In the face of decreasing acreage over the last several years, Washington's apple growers have continually improved productivity. That has helped the state's growers return another big apple crop this year, which, though it is less than last year's record-setting crop, is the second-largest crop in state history.

“Volume was less than anticipated this year,” said Todd Fryhover, President of the Washington State Apple Commission. “The crop estimate in August was 120 million bushels, and December's final estimate was 113 million bushels.” But even after the downward adjustment, 113 million bushels would be the state's second-largest crop ever, behind last year's crop of 128 million bushels. Fryhover noted that the trend has been for acreage to go down over the last few years, so two large crops in a row has to do with the gains in productivity that growers have achieved.

“Production keeps going up because growers are doing better with what they have, and they're more efficient,” said Fryhover. Growers have also leaned on varieties that allow them to be more productive. Fryhover noted that Gala apples have become popular because growers appreciate the relative ease with which they can grow the variety, especially since it's well adapted to the state's climate. Another winner has been the Honey Crisp apple, which Fryhover thinks has the potential to double in volume over the next three years. As far as prices, he noted that they have not been on par with those from last year.

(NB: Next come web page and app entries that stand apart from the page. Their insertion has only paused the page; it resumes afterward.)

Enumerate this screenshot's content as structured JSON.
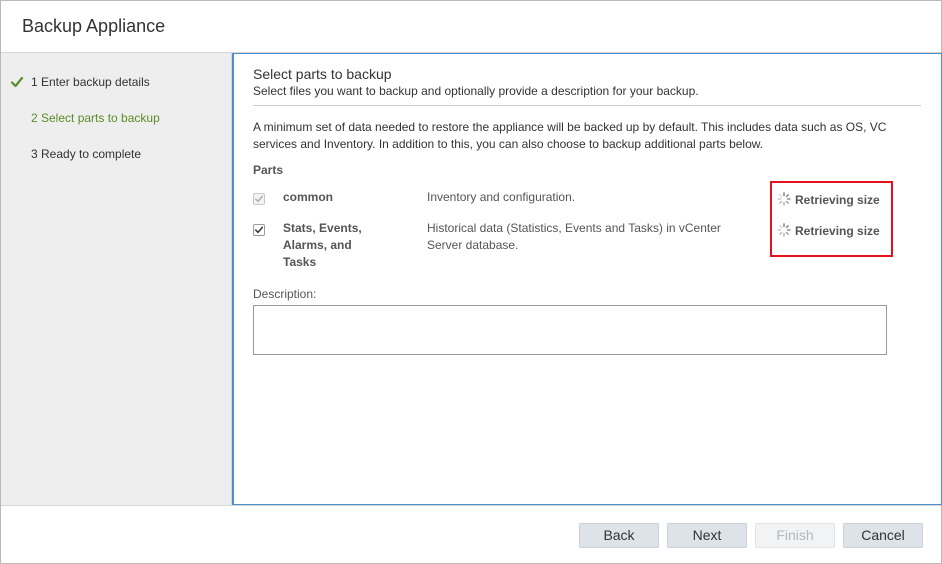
{
  "dialog": {
    "title": "Backup Appliance"
  },
  "steps": [
    {
      "label": "1 Enter backup details",
      "state": "completed"
    },
    {
      "label": "2 Select parts to backup",
      "state": "active"
    },
    {
      "label": "3 Ready to complete",
      "state": "pending"
    }
  ],
  "page": {
    "title": "Select parts to backup",
    "subtitle": "Select files you want to backup and optionally provide a description for your backup.",
    "info": "A minimum set of data needed to restore the appliance will be backed up by default. This includes data such as OS, VC services and Inventory. In addition to this, you can also choose to backup additional parts below.",
    "parts_label": "Parts",
    "parts": [
      {
        "name": "common",
        "description": "Inventory and configuration.",
        "size": "Retrieving size",
        "checked": true,
        "disabled": true
      },
      {
        "name": "Stats, Events, Alarms, and Tasks",
        "description": "Historical data (Statistics, Events and Tasks) in vCenter Server database.",
        "size": "Retrieving size",
        "checked": true,
        "disabled": false
      }
    ],
    "description_label": "Description:",
    "description_value": ""
  },
  "footer": {
    "back_label": "Back",
    "next_label": "Next",
    "finish_label": "Finish",
    "cancel_label": "Cancel"
  },
  "colors": {
    "accent_green": "#5a8d26",
    "highlight_red": "#e3121b",
    "focus_blue": "#4a90d0"
  },
  "icons": {
    "step_completed": "checkmark-icon",
    "loading": "spinner-icon",
    "checkbox": "checkbox-checked-icon"
  }
}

“There were crop failures in Michigan and New York last year, so when we had a bumper crop last year there was little fruit coming from the east and we had very good prices despite the volume we had,” said Fryhover. “But with eastern states having record years this season, we have seen a downturn in prices.” But he added that growers with premium quality and good sizes can still do well this year, despite softer prices from increased competition.

“Even with big volumes here and in Pennsylvania and New York, there's remarkable optimism right now,” said Fryhover. “It's going to be an okay year; not super and not bad, but adequate.”

For more information:
Todd Fryhover
Washington State Apple Commission
+1 509 663 9600